Cultivating cranberries in the garden is remarkably straight forward, in the open sunny locations either in the ground or in containers, but crops are most successful when a special planting pit is created. In a well drained part of the garden, excavate a pit 30cm deep and 1m square. Line the sides and base with a polythene sheet, perforated to allow excess water to drain out. Line the base with granite stone chippings (avoid replacing these with alkaline gravel as this will increase the pH). Place a permeable weed membrane over the gravel before backfilling the space with ericaceous compost. A bed of 1m square will be sufficient size, at least initially, to accommodate three young container grown plants.

As a stoloniferous it is important to provide good surface rooting conditions around the base of the plant, this is best achieved by mulching the entire bed with 2cm of washed, lime-free, sharp sand. This fine layer will also assist moisture retention in the compost below. Water well throughout the season to get plants established, especially in spring and early summer as growth, flowers and fruiting is initiated. This is best done with rain water unless you are sure tap water is sufficiently acidic. Fruiting will begin in the first year, but achieve good levels by the third at which time it is worth trimming the plants to avoid congestion. After fruit picking in autumn, shear the tops down by up to one third, trim to maintain plants within the allotted bed and if necessary, prune out the older, woody stems just above ground level to maintain a carpet of fresh stems and foliage.

Maintaining acidity of the soil is the key to success, so annually apply a top dressing of ericaceous compost and then reapply the sand mulch. It is also worth deploying a sprinkling of Flowers of Sulphur, a sulphur soil

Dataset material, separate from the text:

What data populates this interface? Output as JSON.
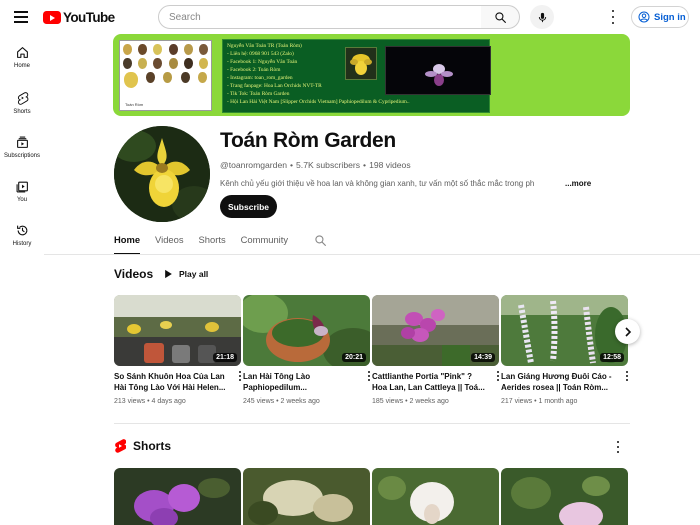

conditioner so-called as the crystals appear like inflorescences under a microscope. Apply in spring mixed with the top dressing compost for best results.